▶ _Aim of the exercise_
Within the records below, find each line with the word "this" and copy it out.

☆ ☆ ☆ ☆ ☆ ☆ ☆

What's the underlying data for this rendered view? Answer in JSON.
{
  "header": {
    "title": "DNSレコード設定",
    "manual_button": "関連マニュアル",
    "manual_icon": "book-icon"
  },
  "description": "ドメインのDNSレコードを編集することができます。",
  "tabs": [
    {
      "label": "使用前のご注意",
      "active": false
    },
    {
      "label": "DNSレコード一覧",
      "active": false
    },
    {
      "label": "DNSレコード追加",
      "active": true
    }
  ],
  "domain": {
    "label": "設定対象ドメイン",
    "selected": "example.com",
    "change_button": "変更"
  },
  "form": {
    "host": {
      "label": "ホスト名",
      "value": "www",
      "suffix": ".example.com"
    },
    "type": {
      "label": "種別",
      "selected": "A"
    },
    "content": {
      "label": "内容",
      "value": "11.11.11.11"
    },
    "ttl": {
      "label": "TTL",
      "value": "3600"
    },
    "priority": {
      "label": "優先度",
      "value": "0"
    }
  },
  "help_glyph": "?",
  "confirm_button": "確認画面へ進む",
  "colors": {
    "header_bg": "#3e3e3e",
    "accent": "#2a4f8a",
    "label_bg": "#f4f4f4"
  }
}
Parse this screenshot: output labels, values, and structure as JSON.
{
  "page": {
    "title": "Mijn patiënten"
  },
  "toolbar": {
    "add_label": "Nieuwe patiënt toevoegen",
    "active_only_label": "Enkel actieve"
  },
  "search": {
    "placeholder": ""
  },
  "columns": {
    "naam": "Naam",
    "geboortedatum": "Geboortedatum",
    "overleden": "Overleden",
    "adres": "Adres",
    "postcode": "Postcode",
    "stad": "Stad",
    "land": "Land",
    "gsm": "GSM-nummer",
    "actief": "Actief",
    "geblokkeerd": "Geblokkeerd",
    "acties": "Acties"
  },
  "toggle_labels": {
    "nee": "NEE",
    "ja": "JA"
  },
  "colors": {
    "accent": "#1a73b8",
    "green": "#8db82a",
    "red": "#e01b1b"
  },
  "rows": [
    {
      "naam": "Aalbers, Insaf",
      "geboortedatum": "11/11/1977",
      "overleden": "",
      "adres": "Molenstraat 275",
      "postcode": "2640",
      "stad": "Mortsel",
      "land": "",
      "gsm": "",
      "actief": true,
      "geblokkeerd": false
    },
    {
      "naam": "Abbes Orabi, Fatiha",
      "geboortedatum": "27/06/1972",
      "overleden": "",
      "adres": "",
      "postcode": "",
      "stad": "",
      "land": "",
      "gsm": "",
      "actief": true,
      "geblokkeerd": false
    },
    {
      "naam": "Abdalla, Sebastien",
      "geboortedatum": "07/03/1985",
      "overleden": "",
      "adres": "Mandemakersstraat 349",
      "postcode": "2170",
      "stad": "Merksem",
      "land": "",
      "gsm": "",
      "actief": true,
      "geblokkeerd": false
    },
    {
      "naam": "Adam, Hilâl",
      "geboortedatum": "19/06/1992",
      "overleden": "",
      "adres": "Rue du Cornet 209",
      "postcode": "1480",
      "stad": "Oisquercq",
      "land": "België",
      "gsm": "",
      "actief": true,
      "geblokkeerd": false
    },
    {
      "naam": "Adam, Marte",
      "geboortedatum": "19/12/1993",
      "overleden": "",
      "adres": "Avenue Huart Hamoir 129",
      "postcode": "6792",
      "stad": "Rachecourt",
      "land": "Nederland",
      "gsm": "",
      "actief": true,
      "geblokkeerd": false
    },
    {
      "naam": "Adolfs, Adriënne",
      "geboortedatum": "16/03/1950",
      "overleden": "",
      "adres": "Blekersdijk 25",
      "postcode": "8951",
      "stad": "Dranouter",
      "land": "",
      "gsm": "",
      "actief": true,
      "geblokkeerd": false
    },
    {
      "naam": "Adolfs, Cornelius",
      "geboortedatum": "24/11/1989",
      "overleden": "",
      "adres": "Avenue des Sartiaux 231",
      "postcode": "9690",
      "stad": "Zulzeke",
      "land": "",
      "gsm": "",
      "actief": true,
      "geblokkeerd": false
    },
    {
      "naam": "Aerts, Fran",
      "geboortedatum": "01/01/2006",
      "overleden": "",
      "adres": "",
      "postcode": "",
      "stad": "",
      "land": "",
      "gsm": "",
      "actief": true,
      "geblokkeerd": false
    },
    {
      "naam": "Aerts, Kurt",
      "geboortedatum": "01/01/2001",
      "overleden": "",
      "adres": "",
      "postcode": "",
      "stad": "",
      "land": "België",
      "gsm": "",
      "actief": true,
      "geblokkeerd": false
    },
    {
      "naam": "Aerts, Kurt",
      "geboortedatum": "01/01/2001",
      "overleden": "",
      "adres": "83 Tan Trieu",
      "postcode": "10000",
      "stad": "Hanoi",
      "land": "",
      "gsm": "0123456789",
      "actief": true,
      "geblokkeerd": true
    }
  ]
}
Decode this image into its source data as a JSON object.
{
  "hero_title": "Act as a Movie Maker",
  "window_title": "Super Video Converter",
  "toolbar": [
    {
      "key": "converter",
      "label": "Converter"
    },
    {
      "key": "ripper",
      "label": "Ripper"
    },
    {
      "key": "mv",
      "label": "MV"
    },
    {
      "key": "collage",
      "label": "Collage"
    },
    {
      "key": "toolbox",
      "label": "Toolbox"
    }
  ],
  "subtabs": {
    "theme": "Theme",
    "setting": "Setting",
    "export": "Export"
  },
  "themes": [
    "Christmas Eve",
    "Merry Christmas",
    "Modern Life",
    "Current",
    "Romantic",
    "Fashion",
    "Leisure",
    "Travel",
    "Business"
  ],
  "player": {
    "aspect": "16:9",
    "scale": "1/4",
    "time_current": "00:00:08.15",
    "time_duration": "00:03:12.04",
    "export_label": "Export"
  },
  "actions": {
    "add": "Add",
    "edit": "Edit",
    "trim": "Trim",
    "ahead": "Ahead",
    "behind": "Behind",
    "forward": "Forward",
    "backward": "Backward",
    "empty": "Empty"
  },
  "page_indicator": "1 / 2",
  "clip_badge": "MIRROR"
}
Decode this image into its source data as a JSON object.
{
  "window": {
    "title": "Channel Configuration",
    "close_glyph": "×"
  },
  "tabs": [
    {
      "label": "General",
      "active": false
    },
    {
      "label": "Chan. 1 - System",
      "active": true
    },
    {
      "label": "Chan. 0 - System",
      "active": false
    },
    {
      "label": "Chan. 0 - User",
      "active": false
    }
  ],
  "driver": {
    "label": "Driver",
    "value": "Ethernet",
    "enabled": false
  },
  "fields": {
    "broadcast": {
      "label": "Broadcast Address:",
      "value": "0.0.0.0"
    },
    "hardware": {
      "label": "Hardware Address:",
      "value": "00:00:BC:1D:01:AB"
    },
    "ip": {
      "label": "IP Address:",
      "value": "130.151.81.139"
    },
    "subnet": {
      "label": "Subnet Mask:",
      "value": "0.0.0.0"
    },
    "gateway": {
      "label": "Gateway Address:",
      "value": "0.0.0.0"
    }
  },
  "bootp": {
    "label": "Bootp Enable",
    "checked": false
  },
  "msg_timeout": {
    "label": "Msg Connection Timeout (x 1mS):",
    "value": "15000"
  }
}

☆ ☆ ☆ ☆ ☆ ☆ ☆

▶ _Response to the exercise_
What's the underlying data for this rendered view? Answer in JSON.
Parse this screenshot: output labels, values, and structure as JSON.
Decode this image into its source data as a JSON object.
Decode this image into its source data as a JSON object.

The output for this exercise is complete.